# Capacity of a Communication Channel¶

by Robert Gowers, Roger Hill, Sami Al-Izzi, Timothy Pollington and Keith Briggs

from Boyd and Vandenberghe, Convex Optimization, exercise 4.57 pages 207-8

Convex optimization can be used to find the channel capacity $$C$$ of a discrete memoryless channel. Consider a communication channel with input $$X(t) \in \{1,2,...,n\}$$ and output $$Y(t) \in \{1,2,...m\}$$. This means that the random variables $$X$$ and $$Y$$ can take $$n$$ and $$m$$ different values, respectively.

In a discrete memoryless channel, the relation between the input and the output is given by the transition probability:

$$p_{ij} = \mathbb{P}(Y(t)=i | X(t)=j)$$

These transition probabilities form the channel transition matrix $$P$$, with $$P \in \mathbb{R}^{m\times n}$$.

Assume that $$X$$ has a probability distribution denoted by $$x \in \mathbb{R}^n$$, meaning that:

$$x_j = \mathbb{P}(X(t) = j) \quad j \in \{1,...,n\}$$.

From Shannon, the channel capacity is given by the maximum possible mutual information $$I$$ between $$X$$ and $$Y$$:

$$C = \sup_x I(X;Y)$$

where,

$$I(X;Y) = -\sum_{i=1}^{m} y_i \log_2y_i + \sum_{j=1}^{n}\sum_{i=1}^{m}x_j p_{ij}\log_2p_{ij}$$

Given that $$x\log x$$ is convex for $$x \geq 0$$, we can formulate this as a convex optimization problem:

minimise $$-I(X;Y)$$

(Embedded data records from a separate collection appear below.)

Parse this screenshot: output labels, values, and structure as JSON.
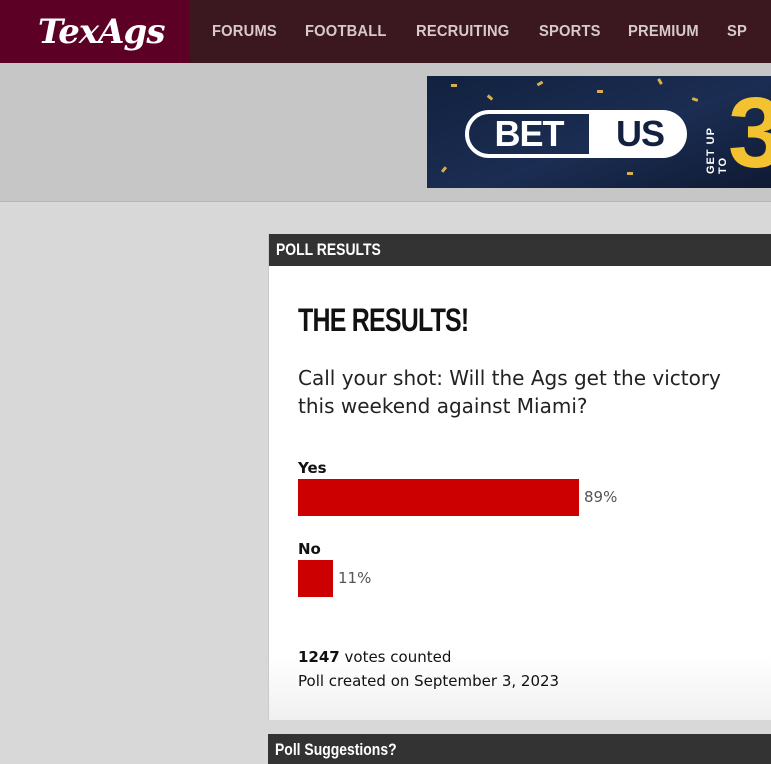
{
  "header": {
    "logo": "TexAgs",
    "nav": [
      "FORUMS",
      "FOOTBALL",
      "RECRUITING",
      "SPORTS",
      "PREMIUM",
      "SP"
    ]
  },
  "ad": {
    "brand_left": "BET",
    "brand_right": "US",
    "tagline": "GET UP TO",
    "big_number": "3"
  },
  "poll": {
    "panel_title": "POLL RESULTS",
    "heading": "THE RESULTS!",
    "question": "Call your shot: Will the Ags get the victory this weekend against Miami?",
    "options": [
      {
        "label": "Yes",
        "percent_text": "89%",
        "percent": 89
      },
      {
        "label": "No",
        "percent_text": "11%",
        "percent": 11
      }
    ],
    "votes_count": "1247",
    "votes_suffix": " votes counted",
    "created": "Poll created on September 3, 2023",
    "bar_color": "#cc0000"
  },
  "next_panel": {
    "title": "Poll Suggestions?"
  },
  "colors": {
    "brand_maroon": "#5c0025",
    "nav_bg": "#3b1820",
    "panel_header": "#333333"
  }
}
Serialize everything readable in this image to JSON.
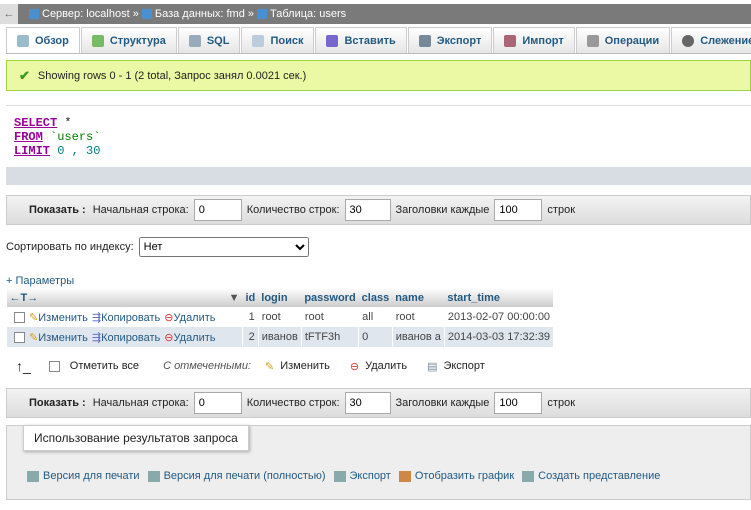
{
  "breadcrumb": {
    "server": "Сервер: localhost",
    "sep": "»",
    "database": "База данных: fmd",
    "table": "Таблица: users"
  },
  "tabs": [
    "Обзор",
    "Структура",
    "SQL",
    "Поиск",
    "Вставить",
    "Экспорт",
    "Импорт",
    "Операции",
    "Слежение"
  ],
  "message": "Showing rows 0 - 1 (2 total, Запрос занял 0.0021 сек.)",
  "sql": {
    "l1a": "SELECT",
    "l1b": " *",
    "l2a": "FROM",
    "l2b": " `users`",
    "l3a": "LIMIT",
    "l3b": " 0 , 30"
  },
  "nav": {
    "show": "Показать :",
    "start_label": "Начальная строка:",
    "start": "0",
    "count_label": "Количество строк:",
    "count": "30",
    "headers_label": "Заголовки каждые",
    "headers": "100",
    "rows_suffix": "строк"
  },
  "sort": {
    "label": "Сортировать по индексу:",
    "value": "Нет"
  },
  "params": "+ Параметры",
  "table": {
    "arrows": "←T→",
    "columns": [
      "id",
      "login",
      "password",
      "class",
      "name",
      "start_time"
    ],
    "actions": {
      "edit": "Изменить",
      "copy": "Копировать",
      "delete": "Удалить"
    },
    "rows": [
      [
        "1",
        "root",
        "root",
        "all",
        "root",
        "2013-02-07 00:00:00"
      ],
      [
        "2",
        "иванов",
        "tFTF3h",
        "0",
        "иванов а",
        "2014-03-03 17:32:39"
      ]
    ]
  },
  "bulk": {
    "check_all": "Отметить все",
    "with_selected": "С отмеченными:",
    "edit": "Изменить",
    "delete": "Удалить",
    "export": "Экспорт"
  },
  "results": {
    "legend": "Использование результатов запроса",
    "links": [
      "Версия для печати",
      "Версия для печати (полностью)",
      "Экспорт",
      "Отобразить график",
      "Создать представление"
    ]
  }
}
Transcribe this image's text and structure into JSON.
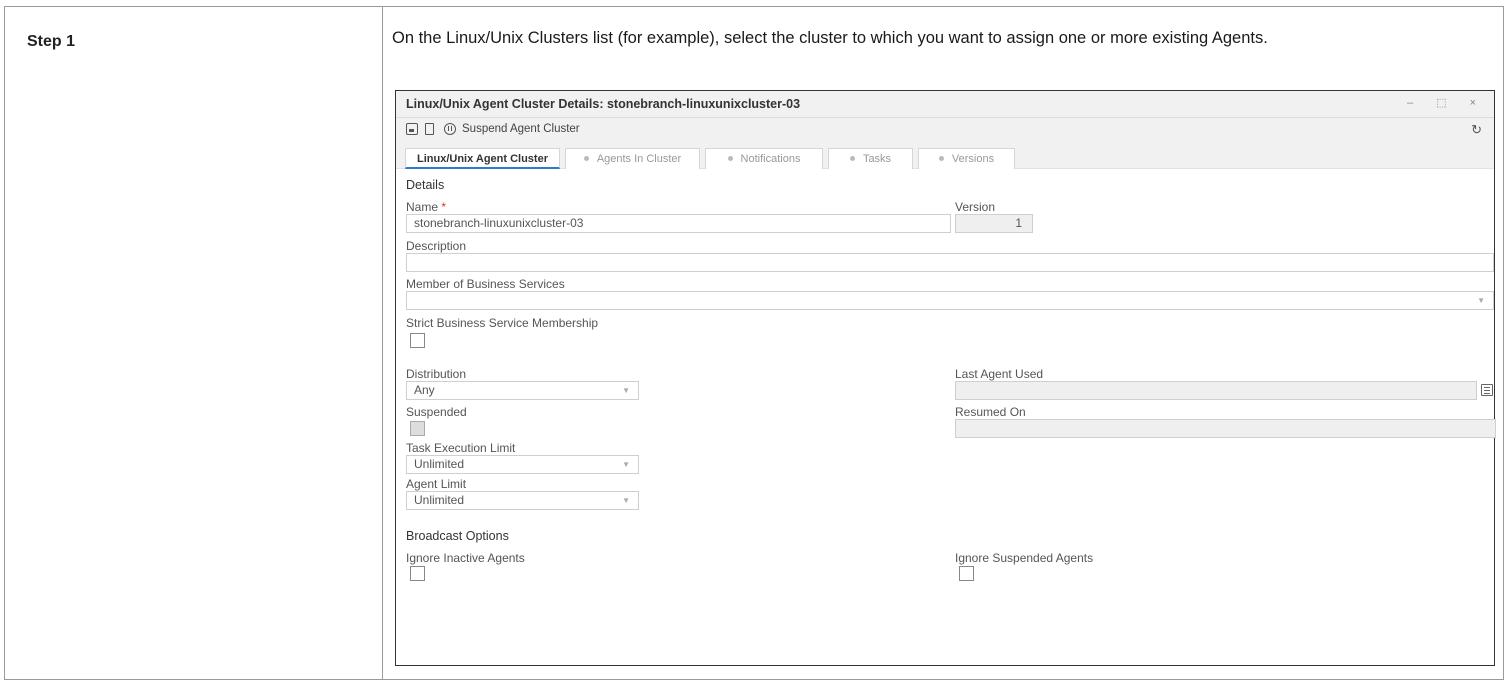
{
  "step": {
    "label": "Step 1"
  },
  "instruction": "On the Linux/Unix Clusters list (for example), select the cluster to which you want to assign one or more existing Agents.",
  "window": {
    "title": "Linux/Unix Agent Cluster Details: stonebranch-linuxunixcluster-03",
    "controls": "– ⬚ ×"
  },
  "toolbar": {
    "suspend_label": "Suspend Agent Cluster",
    "refresh_icon": "↻"
  },
  "tabs": [
    {
      "label": "Linux/Unix Agent Cluster",
      "active": true
    },
    {
      "label": "Agents In Cluster",
      "active": false
    },
    {
      "label": "Notifications",
      "active": false
    },
    {
      "label": "Tasks",
      "active": false
    },
    {
      "label": "Versions",
      "active": false
    }
  ],
  "form": {
    "details_section": "Details",
    "name_label": "Name",
    "required_mark": " *",
    "name_value": "stonebranch-linuxunixcluster-03",
    "version_label": "Version",
    "version_value": "1",
    "description_label": "Description",
    "description_value": "",
    "business_services_label": "Member of Business Services",
    "strict_membership_label": "Strict Business Service Membership",
    "distribution_label": "Distribution",
    "distribution_value": "Any",
    "last_agent_label": "Last Agent Used",
    "last_agent_value": "",
    "suspended_label": "Suspended",
    "resumed_on_label": "Resumed On",
    "resumed_on_value": "",
    "task_exec_limit_label": "Task Execution Limit",
    "task_exec_limit_value": "Unlimited",
    "agent_limit_label": "Agent Limit",
    "agent_limit_value": "Unlimited",
    "broadcast_section": "Broadcast Options",
    "ignore_inactive_label": "Ignore Inactive Agents",
    "ignore_suspended_label": "Ignore Suspended Agents",
    "dropdown_caret": "▼"
  }
}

subject to $$\sum_{i=1}^{n}x_i = 1 \quad x \succeq 0 \quad$$ since $$x$$ describes a probability

Due to the entropy function in CVXPY, this can be written quite easily in DCP.

#!/usr/bin/env python3
# @author: R. Gowers, S. Al-Izzi, T. Pollington, R. Hill & K. Briggs

import cvxpy as cp
import numpy as np

def channel_capacity(n, m, P, sum_x=1):
'''
Boyd and Vandenberghe, Convex Optimization, exercise 4.57 page 207
Capacity of a communication channel.

We consider a communication channel, with input X(t)∈{1,..,n} and
output Y(t)∈{1,...,m}, for t=1,2,... .The relation between the
input and output is given statistically:
p_(i,j) = ℙ(Y(t)=i|X(t)=j), i=1,..,m  j=1,...,m

The matrix P ∈ ℝ^(m*n) is called the channel transition matrix, and
the channel is called a discrete memoryless channel. Assuming X has a
probability distribution denoted x ∈ ℝ^n, i.e.,
x_j = ℙ(X=j), j=1,...,n

The mutual information between X and Y is given by
∑(∑(x_j p_(i,j)log_2(p_(i,j)/∑(x_k p_(i,k)))))
Then channel capacity C is given by
C = sup I(X;Y).
With a variable change of y = Px this becomes
I(X;Y)=  c^T x - ∑(y_i log_2 y_i)
where c_j = ∑(p_(i,j)log_2(p_(i,j)))
'''

# n is the number of different input values
# m is the number of different output values
if n*m == 0:
print('The range of both input and output values must be greater than zero')
return 'failed', np.nan, np.nan

# x is probability distribution of the input signal X(t)
x = cp.Variable(shape=n)

# y is the probability distribution of the output signal Y(t)
# P is the channel transition matrix
y = P*x

# I is the mutual information between x and y
c = np.sum(P*np.log2(P),axis=0)
I = c*x + cp.sum(cp.entr(y))

# Channel capacity maximised by maximising the mutual information
obj = cp.Minimize(-I)
constraints = [cp.sum(x) == sum_x,x >= 0]

# Form and solve problem
prob = cp.Problem(obj,constraints)
prob.solve()
if prob.status=='optimal':
return prob.status, prob.value, x.value
else:
return prob.status, np.nan, np.nan


## Example¶

In this example we consider a communication channel with two possible inputs and outputs, so $$n = m = 2$$. The channel transition matrix we use in this case is:

$$P = \pmatrix{0.75,0.25\\0.25,0.75}$$

Note that the rows of $$P$$ must sum to 1 and all elements of $$P$$ must be positive.

np.set_printoptions(precision=3)
n = 2
m = 2
P = np.array([[0.75,0.25],
[0.25,0.75]])
stat, C, x = channel_capacity(n, m, P)
print('Problem status: ',stat)
print('Optimal value of C = {:.4g}'.format(C))
print('Optimal variable x = \n', x)

Problem status:  optimal
Optimal value of C = 0.1181
Optimal variable x =
[0.5 0.5]